**ASSIGNED TASK:**
Below are records; work out how many of their lines contain the word "Dialogue" and reply with the number only.

**WORKING DATA:**
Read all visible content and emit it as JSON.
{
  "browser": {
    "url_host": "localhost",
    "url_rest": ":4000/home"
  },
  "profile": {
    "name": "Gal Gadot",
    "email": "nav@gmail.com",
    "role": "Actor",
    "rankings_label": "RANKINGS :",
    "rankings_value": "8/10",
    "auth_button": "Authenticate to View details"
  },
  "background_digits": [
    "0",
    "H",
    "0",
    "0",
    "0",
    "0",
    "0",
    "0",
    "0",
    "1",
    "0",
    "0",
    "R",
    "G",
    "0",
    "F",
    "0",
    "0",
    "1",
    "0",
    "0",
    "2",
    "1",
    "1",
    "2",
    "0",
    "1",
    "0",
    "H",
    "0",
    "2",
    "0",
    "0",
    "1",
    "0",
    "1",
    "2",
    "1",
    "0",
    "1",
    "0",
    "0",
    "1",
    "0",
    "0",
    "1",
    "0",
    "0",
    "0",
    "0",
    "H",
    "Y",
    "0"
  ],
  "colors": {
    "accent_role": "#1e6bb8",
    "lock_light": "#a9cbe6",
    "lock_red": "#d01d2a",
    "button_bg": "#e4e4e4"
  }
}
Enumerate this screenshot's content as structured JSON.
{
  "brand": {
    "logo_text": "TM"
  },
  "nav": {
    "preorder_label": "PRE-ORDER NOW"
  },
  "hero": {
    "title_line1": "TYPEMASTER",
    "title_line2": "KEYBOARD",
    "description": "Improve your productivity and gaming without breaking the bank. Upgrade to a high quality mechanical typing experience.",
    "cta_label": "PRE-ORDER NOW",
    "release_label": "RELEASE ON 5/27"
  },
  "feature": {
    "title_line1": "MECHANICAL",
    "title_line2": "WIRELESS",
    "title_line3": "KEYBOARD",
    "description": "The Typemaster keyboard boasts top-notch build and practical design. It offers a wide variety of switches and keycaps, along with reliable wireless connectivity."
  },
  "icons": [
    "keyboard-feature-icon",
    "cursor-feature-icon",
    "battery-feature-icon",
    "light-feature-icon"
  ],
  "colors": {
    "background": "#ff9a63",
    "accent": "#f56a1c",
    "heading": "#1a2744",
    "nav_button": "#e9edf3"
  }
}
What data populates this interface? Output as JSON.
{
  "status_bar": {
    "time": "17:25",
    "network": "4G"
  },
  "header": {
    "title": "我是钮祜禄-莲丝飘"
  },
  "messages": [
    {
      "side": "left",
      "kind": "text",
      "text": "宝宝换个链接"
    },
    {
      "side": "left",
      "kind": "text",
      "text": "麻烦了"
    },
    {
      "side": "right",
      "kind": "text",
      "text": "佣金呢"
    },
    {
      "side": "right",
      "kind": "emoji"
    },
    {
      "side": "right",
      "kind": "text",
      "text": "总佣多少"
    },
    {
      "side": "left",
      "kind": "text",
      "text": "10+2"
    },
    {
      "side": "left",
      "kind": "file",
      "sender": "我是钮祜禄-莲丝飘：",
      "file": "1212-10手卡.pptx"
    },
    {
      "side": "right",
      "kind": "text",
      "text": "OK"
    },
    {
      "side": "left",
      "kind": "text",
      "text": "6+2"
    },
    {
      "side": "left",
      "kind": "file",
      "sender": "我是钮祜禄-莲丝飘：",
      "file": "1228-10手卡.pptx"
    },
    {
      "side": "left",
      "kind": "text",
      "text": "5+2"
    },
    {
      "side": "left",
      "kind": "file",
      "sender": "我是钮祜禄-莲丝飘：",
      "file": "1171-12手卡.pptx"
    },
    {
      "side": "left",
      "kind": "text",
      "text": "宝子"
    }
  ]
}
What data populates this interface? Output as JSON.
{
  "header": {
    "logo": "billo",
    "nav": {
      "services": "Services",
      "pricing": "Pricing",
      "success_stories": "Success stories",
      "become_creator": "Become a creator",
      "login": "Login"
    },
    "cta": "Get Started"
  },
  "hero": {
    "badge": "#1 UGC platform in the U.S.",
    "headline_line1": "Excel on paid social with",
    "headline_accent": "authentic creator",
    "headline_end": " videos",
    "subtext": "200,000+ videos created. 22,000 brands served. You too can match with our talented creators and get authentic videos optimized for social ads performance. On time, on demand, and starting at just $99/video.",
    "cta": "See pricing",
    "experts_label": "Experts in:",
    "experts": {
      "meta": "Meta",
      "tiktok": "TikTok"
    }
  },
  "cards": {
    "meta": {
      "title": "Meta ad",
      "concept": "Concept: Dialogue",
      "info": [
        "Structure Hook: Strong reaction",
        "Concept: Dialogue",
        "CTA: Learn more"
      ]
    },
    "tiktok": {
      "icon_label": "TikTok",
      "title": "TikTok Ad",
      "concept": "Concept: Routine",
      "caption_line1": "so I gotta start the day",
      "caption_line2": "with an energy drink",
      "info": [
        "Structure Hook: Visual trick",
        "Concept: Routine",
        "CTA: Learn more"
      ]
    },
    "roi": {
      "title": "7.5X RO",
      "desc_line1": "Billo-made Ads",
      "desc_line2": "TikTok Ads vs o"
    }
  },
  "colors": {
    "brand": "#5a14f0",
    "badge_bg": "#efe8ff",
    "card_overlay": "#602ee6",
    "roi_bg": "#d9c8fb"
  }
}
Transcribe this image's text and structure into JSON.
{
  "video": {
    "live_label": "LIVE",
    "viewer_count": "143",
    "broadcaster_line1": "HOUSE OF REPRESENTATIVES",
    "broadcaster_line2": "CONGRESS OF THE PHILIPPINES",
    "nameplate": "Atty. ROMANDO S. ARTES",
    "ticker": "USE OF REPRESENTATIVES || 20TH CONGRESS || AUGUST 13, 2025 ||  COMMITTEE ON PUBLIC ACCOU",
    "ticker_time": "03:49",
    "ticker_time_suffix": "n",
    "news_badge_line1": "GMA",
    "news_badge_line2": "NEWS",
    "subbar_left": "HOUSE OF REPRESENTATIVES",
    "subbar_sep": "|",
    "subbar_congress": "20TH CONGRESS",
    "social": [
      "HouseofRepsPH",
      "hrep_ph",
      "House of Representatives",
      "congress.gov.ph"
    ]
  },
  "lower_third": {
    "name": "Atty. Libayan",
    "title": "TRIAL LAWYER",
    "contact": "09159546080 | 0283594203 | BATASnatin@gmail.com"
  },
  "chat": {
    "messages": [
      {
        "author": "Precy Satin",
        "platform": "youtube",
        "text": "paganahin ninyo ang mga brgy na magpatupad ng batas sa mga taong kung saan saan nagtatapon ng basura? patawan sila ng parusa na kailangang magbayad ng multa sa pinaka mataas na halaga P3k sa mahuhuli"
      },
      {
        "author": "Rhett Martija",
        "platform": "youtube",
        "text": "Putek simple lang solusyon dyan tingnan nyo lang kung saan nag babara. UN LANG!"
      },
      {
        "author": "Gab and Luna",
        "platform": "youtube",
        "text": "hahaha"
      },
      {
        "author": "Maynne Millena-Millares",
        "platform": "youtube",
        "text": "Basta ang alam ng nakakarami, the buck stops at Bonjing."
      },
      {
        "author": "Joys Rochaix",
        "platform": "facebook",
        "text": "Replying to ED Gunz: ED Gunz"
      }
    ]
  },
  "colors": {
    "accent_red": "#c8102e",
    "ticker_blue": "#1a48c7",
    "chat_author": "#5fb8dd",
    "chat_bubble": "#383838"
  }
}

**SOLUTION TO THIS PROBLEM:**
2